Many Boomers are relying on pensions and government Social Security programs. They face longer life spans, but this also comes with increased costs in later life. They will be collecting, not contributing. And why shouldn’t they – they built the economy and they feel they deserve to bask in their twilight. Unfortunately, the economic realities are very different from the way it should be.
The Boomer’s demand has been severely curtailed, much earlier than many of them expected. With 401K’s and home equity gone, with pensions suspect and Social Security a ticking time bomb, Boomers are cutting back. A natural part of aging – the desire to simplify, has been brought front and center into the Boomer’s consciousness. They realize their jeopardy and they are reacting. The transformation is not an unnatural one. Aging people naturally want less and less to take care of. Less yard work, less responsibility, fewer consumer goods, less gadgets, more simplified lives. This is a normal part of aging for most people. We have seen it happen in all generations as they age. Retirement villages will grow or families will go back to multi generational configurations like in past generations and in many other countries.

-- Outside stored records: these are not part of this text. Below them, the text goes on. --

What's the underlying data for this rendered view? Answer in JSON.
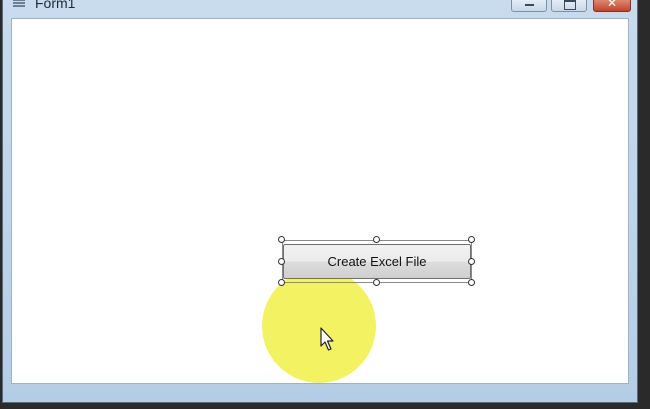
{
  "window": {
    "title": "Form1",
    "close_glyph": "✕"
  },
  "form": {
    "button_label": "Create Excel File"
  },
  "icons": {
    "app": "form-app-icon",
    "cursor": "mouse-pointer-icon"
  },
  "colors": {
    "highlight": "#f1f156",
    "close_button": "#c0442a"
  }
}
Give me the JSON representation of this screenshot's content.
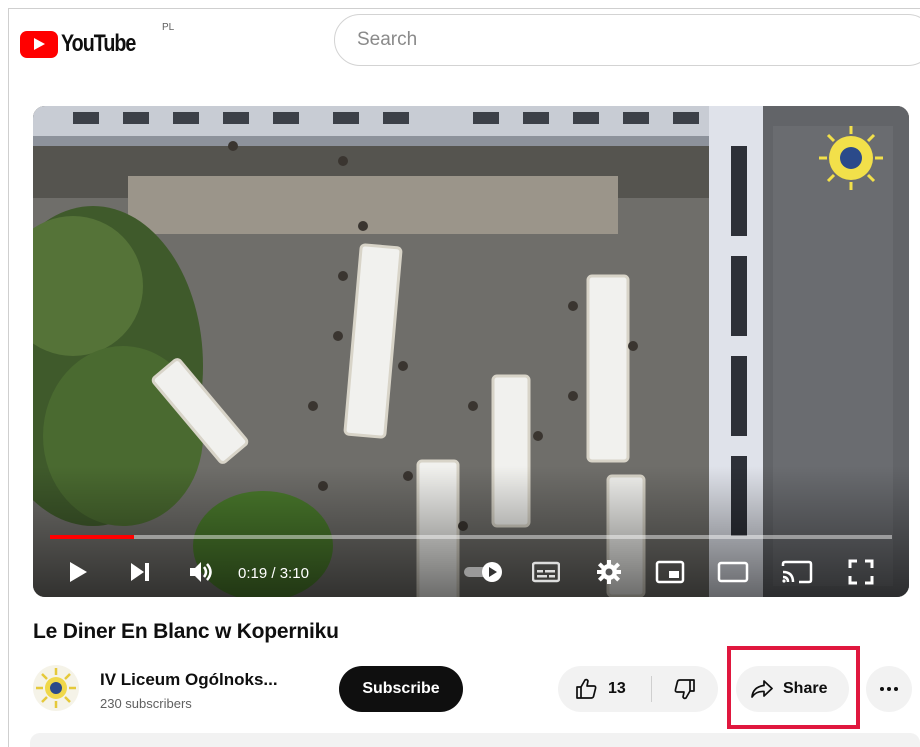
{
  "header": {
    "logo_text": "YouTube",
    "country_code": "PL",
    "search_placeholder": "Search"
  },
  "player": {
    "time_current": "0:19",
    "time_separator": " / ",
    "time_total": "3:10",
    "progress_fraction": 0.1,
    "controls": [
      "play-icon",
      "next-icon",
      "volume-icon",
      "autoplay-toggle",
      "subtitles-icon",
      "settings-icon",
      "miniplayer-icon",
      "theater-mode-icon",
      "cast-icon",
      "fullscreen-icon"
    ]
  },
  "video": {
    "title": "Le Diner En Blanc w Koperniku"
  },
  "channel": {
    "name": "IV Liceum Ogólnoks...",
    "subscribers": "230 subscribers"
  },
  "actions": {
    "subscribe_label": "Subscribe",
    "like_count": "13",
    "share_label": "Share",
    "more_icon": "more-horizontal-icon"
  },
  "colors": {
    "brand_red": "#ff0000",
    "highlight": "#e0173e",
    "button_bg": "#f2f2f2",
    "subscribe_bg": "#0f0f0f"
  }
}
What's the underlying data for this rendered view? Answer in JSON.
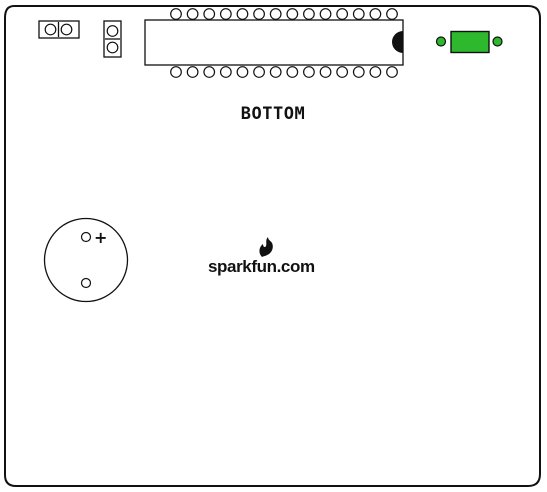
{
  "board": {
    "side_label": "BOTTOM",
    "logo_text": "sparkfun.com",
    "buzzer_polarity": "+"
  },
  "components": {
    "chip_pins_per_row": 14,
    "led_color": "#2eb82e",
    "icons": [
      "two-pin-header-horizontal-icon",
      "two-pin-header-vertical-icon",
      "dip-ic-icon",
      "smd-led-icon",
      "buzzer-icon",
      "sparkfun-flame-icon"
    ]
  }
}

What Does It Mean for the Economy of Tomorrow?
The trend for the Boomer’s economic tide is clear – it’s going out. The trend of the underlying economic math is also clear – it doesn’t work. When economists build their projections for future growth assuming trendlines will move as they have in the past, they risk missing this important generational wave. The Boomer bubble will not be reflated; our nation’s current economic policies are pushing on a string. The assumptions of economists and policy makers will almost certainly prove to be too optimistic. As in other things that need ‘fixing’ in the global ecomony, the fixes will have to come, bottom up, from the next generation and from Boomers working from a new foundation with an entirely new set of assumptions. The future is not going to look or act like the recent past because the Boomers are now bust. Now we must deal with the consequences.
Originally published at the RealEconomy.Org blog and reproduced here with the author’s permission.